A mother bird will lay her eggs and incubate them. This is the period of time when the birds inside of the eggs are growing, and the eggs have to be kept warm and protected. This happens until the babies hatch. Bird eggs come in different sizes and colors. Some eggs are blue, brown, and white. Sometimes the eggs have speckles or spots on them. They can be very pretty.

Inside of the egg the tiny bird lies curled up in a ball. Its eyes are closed. All of the food it will need is inside of the egg. The baby bird grows until it fills the whole inside of the egg. then it is ready to hatch. On the baby birds bill, or beak is a tiny tooth. The bird will use this tooth to help him come out of the egg. It scrapes the tooth against the egg shell to crack it open and slowly the bird will hatch out of its egg. The baby birds will be hungry, so now the parents are going to be very busy feeding and taking care of the baby birds. Speaking of parents. Male or father birds and females, mother birds, often look different from each other. They are similar looking, but usually have different color feathers. Male birds are usually the more colorful pretty ones.

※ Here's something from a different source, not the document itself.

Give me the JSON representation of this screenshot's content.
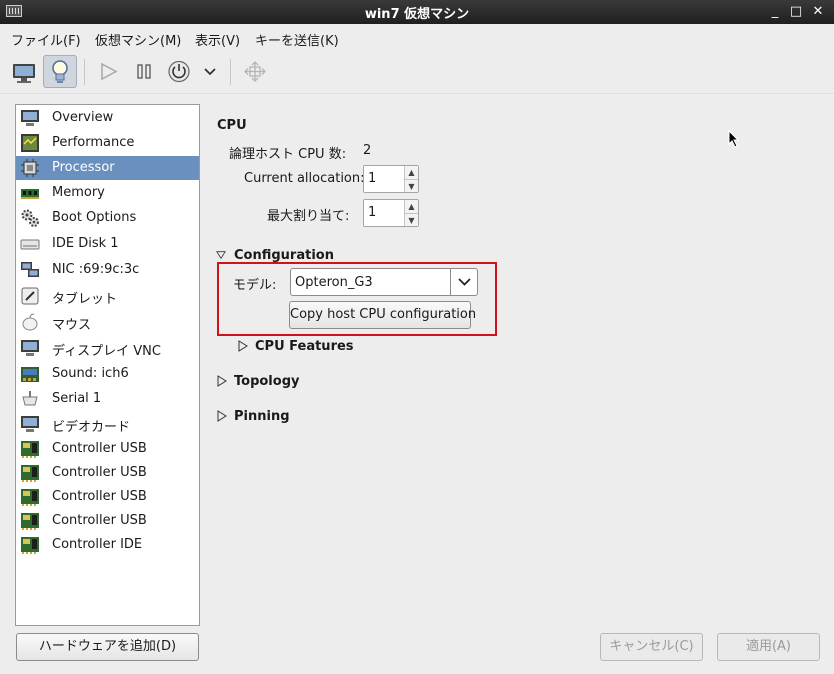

Bird Nests
Bird Nests
Bird Folder

Additional Works:

Parts of an Egg – Older children may enjoy learning about the parts of an egg. I made it from a worksheet.

Egg Counting – These nests and eggs are from a craft store. I made little numbers and hot-glued them to the nests.

Bird House Matching – These are from childcareland.com. I colored them and made them into a matching work.

Male-Female Bird Matching – These were from a child’s zoo/animal type magazine. Children have to match the male and female birds. Backs are color-coded for control of error.

Bird Hatching Sequence – I made these cards from pictures in a magazine.

Make Way for Ducklings – A great idea for another lesson on birds and finding the right spot for a nest. Read and discuss the book, Make Way for Ducklings. Follow-up with activites.

Part of an Egg
Egg Counting 1-5
Bird House Matching
Male / Female Bird Matching
Bird Sequence

Practical Life:

Bird Transfer – Children can use tongs to transfer these little birds from one nest to the other.

Open and Close – These are plastic eggs that the children can open and close. I put a duck inside each one.

Open and Close


Bird Nests – Provide small brown paper lunch bags. Children fold them down to shape a nest. Have twigs, leaves, feathers, strings, etc. for the children to glue around the nest shape bags. Pom-poms are glued inside for the baby birds with beaks and eyes.

Bird Nests
Bird Nest Art  (Outdoor Gathered Materials)
Bird Nest Art (Outdoor Gathered Materials)
Bird Nest (another simple option for nests)


Bird Names Game – Provide a variety of different bird pictures. Learn the names of the birds. Then play “Look and See”.  Children close their eyes and you remove a bird picture. Children will then guess which bird is missing. This can be a circle time game, small group game.

“Look and see, do you know me?” (close eyes, remove a bird)
then,  “Hey, hey, hey, who flew away?”

Science: (second circle)

Need for lesson – Vegetable vocabulary cards: peas, corn, potato, and the onion.

Science 27

We talked about vegetables and that when we eat them, we are actually eating a part of the plant. If we eat celery which part of the plant is that? How about a carrot? If we eat cauliflower we are eating the_____? What part of the plant am I eating if I eat spinach and lettuce?

Some other vegetables that we eat are the seeds of the plant. When we eat corn or peas we are eating the seeds of those plants.

A potato is a vegetable that grows under the ground. It is not the root though. It is a special part of the potato plant – a tuber.

Another tricky vegetable is an onion. It grows under the ground but it is not a root or a tuber. It is a bulb. Remember we talked a little bit about bulbs, and we planted some? An onion is a vegetable that we eat and grows under the ground. It is a bulb vegetable not a root one.

So tubers and bulbs are tricky vegetables!


Vegetable Prints – Provide paints and a variety of vegetables and fruits that have been cut for children to make prints with. Review which ones are fruits and why.

Vegetable / Fruit Prints

Song (CD) choices for today:

Potato   Bon Appetit
Eat Good Food   Exercise – Janet & Judy
Egg to Chick   Animals – Macmillan
Mother Gooney Bird   Dr. Jean
Let’s Go to Market    Frank Leto

Buy Weeks 11-14 PDF